TASK DETAILS
Copy out, from the entries below, each line holding the string "Kontaktperson".

[Entries taken from a collection]
━━━━━━━━
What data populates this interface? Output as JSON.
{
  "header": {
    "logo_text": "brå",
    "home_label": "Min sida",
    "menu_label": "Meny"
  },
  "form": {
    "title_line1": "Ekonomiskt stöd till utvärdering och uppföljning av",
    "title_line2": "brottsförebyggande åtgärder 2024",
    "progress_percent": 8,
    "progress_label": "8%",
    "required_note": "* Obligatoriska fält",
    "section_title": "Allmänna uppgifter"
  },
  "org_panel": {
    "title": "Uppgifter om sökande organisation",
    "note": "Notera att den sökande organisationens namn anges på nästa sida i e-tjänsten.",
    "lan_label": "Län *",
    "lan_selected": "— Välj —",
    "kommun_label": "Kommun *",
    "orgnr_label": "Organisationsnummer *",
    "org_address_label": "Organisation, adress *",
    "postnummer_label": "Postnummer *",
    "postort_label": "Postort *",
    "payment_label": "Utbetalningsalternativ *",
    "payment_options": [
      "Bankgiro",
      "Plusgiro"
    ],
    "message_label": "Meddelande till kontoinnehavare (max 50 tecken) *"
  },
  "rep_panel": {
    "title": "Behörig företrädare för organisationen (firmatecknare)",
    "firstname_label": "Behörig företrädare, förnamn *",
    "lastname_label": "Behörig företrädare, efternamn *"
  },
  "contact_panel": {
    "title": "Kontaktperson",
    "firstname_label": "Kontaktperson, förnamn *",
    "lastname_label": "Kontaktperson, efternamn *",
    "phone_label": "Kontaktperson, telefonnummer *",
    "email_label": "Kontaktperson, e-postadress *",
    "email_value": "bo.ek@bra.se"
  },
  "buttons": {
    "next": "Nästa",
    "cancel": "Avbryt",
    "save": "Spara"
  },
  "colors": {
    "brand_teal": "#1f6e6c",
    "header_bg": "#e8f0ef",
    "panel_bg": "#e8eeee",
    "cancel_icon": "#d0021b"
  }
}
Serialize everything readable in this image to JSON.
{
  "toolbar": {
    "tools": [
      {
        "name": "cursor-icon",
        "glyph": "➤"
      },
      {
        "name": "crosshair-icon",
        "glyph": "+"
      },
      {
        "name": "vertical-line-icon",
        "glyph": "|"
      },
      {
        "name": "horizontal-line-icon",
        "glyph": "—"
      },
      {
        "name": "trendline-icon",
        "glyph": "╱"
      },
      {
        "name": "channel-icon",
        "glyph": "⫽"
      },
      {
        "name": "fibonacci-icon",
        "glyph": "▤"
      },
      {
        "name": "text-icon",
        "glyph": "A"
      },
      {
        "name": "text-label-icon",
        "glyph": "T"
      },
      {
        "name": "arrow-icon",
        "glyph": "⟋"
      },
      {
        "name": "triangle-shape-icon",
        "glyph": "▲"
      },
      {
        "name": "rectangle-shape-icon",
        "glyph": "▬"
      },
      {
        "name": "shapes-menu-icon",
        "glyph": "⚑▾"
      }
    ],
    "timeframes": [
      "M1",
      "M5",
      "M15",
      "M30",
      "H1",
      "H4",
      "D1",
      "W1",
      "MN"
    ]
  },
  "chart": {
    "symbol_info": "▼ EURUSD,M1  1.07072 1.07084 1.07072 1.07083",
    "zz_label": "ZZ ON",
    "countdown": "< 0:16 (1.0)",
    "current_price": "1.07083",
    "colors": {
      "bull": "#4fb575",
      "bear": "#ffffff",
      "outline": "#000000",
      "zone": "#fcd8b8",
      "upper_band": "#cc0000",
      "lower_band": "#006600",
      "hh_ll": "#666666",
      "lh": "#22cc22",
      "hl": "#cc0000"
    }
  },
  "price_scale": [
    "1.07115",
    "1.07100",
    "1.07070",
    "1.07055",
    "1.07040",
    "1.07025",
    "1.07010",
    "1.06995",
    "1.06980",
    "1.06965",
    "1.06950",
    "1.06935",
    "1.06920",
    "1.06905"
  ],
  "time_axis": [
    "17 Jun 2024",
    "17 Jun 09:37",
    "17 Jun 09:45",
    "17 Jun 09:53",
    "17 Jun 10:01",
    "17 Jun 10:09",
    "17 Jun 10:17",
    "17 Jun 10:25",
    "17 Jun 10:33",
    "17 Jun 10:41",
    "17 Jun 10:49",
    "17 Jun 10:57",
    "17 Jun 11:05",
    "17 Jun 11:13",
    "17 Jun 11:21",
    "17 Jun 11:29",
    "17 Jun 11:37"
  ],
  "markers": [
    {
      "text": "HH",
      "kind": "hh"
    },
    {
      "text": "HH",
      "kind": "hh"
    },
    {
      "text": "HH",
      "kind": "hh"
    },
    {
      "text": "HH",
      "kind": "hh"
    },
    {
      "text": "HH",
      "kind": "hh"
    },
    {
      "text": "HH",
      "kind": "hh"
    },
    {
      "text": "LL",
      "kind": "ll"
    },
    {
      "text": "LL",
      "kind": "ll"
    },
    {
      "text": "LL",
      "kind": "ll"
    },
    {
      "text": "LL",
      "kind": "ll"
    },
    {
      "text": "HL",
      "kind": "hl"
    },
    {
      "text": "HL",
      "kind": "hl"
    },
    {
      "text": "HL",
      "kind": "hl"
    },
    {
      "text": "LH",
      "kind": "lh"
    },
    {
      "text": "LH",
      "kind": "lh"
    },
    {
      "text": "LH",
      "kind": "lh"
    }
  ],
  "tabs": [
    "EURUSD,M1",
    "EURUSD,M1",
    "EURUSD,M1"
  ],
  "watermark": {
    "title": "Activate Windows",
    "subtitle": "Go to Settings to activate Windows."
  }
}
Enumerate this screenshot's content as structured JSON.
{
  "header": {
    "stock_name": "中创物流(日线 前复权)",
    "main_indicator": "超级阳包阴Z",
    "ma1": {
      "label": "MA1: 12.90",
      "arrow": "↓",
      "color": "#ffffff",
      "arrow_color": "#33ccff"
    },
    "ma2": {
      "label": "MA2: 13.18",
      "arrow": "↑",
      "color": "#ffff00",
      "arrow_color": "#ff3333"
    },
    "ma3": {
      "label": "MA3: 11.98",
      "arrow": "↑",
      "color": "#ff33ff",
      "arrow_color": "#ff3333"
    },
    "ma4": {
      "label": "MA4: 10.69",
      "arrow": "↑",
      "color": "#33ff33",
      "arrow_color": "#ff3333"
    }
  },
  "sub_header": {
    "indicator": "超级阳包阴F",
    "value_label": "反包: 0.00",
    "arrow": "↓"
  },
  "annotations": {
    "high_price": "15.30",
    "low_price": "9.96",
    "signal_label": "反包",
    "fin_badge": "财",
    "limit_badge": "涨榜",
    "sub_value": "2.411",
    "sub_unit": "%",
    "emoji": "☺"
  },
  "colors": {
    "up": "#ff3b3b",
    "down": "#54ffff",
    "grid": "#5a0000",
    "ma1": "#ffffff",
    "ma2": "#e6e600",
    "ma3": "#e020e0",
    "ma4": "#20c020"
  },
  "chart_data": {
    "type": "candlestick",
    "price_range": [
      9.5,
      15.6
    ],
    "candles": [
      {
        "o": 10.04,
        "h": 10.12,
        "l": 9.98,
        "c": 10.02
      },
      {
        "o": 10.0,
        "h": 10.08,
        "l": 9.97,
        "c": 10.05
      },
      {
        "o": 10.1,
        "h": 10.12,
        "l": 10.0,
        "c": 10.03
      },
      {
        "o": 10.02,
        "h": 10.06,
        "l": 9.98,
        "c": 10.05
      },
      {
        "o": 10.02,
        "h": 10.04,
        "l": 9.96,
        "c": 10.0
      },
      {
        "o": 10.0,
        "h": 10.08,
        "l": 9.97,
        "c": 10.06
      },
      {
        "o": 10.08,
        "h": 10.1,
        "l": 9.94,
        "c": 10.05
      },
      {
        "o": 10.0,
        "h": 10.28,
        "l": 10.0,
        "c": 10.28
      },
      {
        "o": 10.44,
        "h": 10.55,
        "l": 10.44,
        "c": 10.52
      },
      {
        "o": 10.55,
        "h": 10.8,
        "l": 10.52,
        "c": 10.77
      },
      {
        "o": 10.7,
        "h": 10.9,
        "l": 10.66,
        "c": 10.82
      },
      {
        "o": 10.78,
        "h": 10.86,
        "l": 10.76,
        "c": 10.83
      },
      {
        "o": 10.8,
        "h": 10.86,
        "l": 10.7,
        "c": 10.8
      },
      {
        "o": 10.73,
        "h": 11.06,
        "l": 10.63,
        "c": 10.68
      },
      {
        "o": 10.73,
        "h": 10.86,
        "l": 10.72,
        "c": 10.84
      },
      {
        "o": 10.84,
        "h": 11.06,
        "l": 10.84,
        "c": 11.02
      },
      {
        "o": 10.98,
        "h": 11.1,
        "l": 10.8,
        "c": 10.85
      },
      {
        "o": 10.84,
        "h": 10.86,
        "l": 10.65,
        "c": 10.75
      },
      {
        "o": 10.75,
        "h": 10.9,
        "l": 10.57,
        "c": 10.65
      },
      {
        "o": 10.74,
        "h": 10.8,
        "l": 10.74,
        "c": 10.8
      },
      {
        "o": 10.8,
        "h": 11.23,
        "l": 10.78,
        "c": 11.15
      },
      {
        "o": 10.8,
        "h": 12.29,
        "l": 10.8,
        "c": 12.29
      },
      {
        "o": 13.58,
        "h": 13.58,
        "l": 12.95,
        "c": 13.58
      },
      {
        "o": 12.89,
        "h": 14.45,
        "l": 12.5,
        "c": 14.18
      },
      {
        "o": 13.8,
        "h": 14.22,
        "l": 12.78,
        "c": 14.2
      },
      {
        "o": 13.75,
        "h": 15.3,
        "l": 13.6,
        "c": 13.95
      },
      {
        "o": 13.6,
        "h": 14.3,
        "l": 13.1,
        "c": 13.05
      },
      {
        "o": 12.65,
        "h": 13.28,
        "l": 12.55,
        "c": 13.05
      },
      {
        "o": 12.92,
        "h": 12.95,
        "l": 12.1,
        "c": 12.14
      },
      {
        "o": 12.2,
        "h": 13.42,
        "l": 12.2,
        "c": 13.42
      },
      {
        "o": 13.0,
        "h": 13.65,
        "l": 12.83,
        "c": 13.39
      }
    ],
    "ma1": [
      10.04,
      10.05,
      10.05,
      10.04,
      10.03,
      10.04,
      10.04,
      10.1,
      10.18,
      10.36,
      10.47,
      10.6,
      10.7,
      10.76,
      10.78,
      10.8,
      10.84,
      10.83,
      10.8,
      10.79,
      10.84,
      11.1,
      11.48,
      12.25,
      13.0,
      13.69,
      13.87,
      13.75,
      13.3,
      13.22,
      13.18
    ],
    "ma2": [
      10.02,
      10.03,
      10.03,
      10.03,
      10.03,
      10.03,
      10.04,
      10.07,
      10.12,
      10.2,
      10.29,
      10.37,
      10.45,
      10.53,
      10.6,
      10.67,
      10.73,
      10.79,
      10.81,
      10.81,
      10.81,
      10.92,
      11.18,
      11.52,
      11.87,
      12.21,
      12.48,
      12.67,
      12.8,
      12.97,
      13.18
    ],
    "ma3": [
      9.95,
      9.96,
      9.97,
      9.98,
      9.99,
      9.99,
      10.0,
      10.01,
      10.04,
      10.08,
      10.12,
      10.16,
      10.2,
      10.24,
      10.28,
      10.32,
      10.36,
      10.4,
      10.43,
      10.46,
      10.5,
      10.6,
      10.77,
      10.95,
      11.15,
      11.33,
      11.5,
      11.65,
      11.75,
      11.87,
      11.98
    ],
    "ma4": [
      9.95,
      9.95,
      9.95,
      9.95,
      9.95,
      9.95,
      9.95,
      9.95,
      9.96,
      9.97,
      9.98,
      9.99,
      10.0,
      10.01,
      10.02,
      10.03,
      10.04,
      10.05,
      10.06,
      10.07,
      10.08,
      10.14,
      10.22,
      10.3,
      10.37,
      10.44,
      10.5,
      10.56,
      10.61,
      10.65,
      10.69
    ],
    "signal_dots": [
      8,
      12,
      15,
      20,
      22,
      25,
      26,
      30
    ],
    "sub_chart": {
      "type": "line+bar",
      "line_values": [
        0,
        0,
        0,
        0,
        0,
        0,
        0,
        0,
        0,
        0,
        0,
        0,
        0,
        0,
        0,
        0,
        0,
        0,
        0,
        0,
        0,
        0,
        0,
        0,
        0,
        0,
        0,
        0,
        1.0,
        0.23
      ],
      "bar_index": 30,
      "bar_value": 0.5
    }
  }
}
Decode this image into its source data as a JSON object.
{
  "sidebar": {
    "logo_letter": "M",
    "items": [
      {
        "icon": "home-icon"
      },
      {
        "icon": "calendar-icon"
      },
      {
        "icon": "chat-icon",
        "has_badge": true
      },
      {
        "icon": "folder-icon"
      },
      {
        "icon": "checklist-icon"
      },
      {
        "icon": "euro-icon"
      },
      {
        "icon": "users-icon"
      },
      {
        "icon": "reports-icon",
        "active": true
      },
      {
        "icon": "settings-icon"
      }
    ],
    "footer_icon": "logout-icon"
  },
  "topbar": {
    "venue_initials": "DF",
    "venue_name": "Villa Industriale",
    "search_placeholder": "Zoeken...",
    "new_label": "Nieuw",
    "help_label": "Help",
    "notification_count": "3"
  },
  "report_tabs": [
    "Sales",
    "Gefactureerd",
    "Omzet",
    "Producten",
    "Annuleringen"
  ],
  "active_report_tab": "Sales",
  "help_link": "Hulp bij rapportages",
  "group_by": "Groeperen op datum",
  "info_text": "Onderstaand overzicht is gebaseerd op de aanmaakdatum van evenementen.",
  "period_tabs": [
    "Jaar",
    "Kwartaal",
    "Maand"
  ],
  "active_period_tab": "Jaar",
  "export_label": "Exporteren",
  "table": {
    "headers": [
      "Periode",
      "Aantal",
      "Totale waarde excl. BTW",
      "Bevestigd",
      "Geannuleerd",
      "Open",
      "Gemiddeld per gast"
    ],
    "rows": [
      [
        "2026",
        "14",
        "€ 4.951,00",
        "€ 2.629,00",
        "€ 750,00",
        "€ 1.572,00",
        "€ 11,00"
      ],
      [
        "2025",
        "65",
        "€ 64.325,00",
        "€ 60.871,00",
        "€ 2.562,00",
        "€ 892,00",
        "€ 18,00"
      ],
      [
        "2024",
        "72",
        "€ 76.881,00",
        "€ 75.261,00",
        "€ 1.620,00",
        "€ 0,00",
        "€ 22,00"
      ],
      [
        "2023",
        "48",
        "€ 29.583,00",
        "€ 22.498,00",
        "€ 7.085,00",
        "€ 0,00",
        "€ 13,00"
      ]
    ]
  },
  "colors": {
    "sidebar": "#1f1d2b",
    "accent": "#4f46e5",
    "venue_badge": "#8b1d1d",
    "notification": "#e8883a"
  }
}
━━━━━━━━
SOLUTION
    "title": "Kontaktperson",
    "firstname_label": "Kontaktperson, förnamn *",
    "lastname_label": "Kontaktperson, efternamn *",
    "phone_label": "Kontaktperson, telefonnummer *",
    "email_label": "Kontaktperson, e-postadress *",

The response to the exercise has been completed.